Directions for this task
All of the entries below should be returned verbatim, apart from the pictures.

─── Supplied entries

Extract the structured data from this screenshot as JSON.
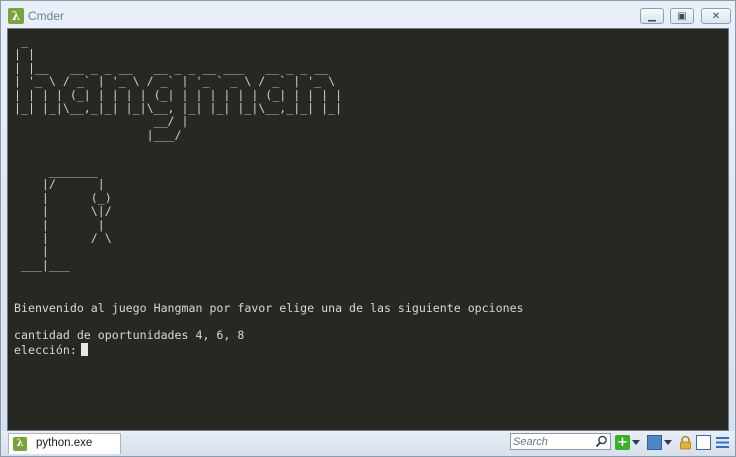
{
  "window": {
    "title": "Cmder",
    "app_icon_glyph": "λ",
    "controls": {
      "minimize_glyph": "▁",
      "maximize_glyph": "▣",
      "close_glyph": "✕"
    }
  },
  "terminal": {
    "banner_ascii": " _\n| |\n| |__   __ _ _ __   __ _ _ __ ___   __ _ _ __\n| '_ \\ / _` | '_ \\ / _` | '_ ` _ \\ / _` | '_ \\\n| | | | (_| | | | | (_| | | | | | | (_| | | | |\n|_| |_|\\__,_|_| |_|\\__, |_| |_| |_|\\__,_|_| |_|\n                    __/ |\n                   |___/",
    "gallows_ascii": "     _______\n    |/      |\n    |      (_)\n    |      \\|/\n    |       |\n    |      / \\\n    |\n ___|___",
    "welcome_line": "Bienvenido al juego Hangman por favor elige una de las siguiente opciones",
    "options_line": "cantidad de oportunidades 4, 6, 8",
    "prompt_line": "elección:"
  },
  "statusbar": {
    "tab_label": "python.exe",
    "tab_icon_glyph": "λ",
    "search_placeholder": "Search",
    "add_glyph": "+"
  },
  "colors": {
    "terminal_bg": "#272822",
    "terminal_fg": "#d4d4d0",
    "accent_green": "#7aa33a"
  },
  "icons": [
    "app-icon",
    "minimize-icon",
    "maximize-icon",
    "close-icon",
    "search-icon",
    "add-console-icon",
    "split-icon",
    "lock-icon",
    "view-icon",
    "menu-icon"
  ]
}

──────

Response below
Extract the structured data from this screenshot as JSON.
{
  "window": {
    "title": "Cmder",
    "app_icon_glyph": "λ",
    "controls": {
      "minimize_glyph": "▁",
      "maximize_glyph": "▣",
      "close_glyph": "✕"
    }
  },
  "terminal": {
    "banner_ascii": " _\n| |\n| |__   __ _ _ __   __ _ _ __ ___   __ _ _ __\n| '_ \\ / _` | '_ \\ / _` | '_ ` _ \\ / _` | '_ \\\n| | | | (_| | | | | (_| | | | | | | (_| | | | |\n|_| |_|\\__,_|_| |_|\\__, |_| |_| |_|\\__,_|_| |_|\n                    __/ |\n                   |___/",
    "gallows_ascii": "     _______\n    |/      |\n    |      (_)\n    |      \\|/\n    |       |\n    |      / \\\n    |\n ___|___",
    "welcome_line": "Bienvenido al juego Hangman por favor elige una de las siguiente opciones",
    "options_line": "cantidad de oportunidades 4, 6, 8",
    "prompt_line": "elección:"
  },
  "statusbar": {
    "tab_label": "python.exe",
    "tab_icon_glyph": "λ",
    "search_placeholder": "Search",
    "add_glyph": "+"
  },
  "colors": {
    "terminal_bg": "#272822",
    "terminal_fg": "#d4d4d0",
    "accent_green": "#7aa33a"
  },
  "icons": [
    "app-icon",
    "minimize-icon",
    "maximize-icon",
    "close-icon",
    "search-icon",
    "add-console-icon",
    "split-icon",
    "lock-icon",
    "view-icon",
    "menu-icon"
  ]
}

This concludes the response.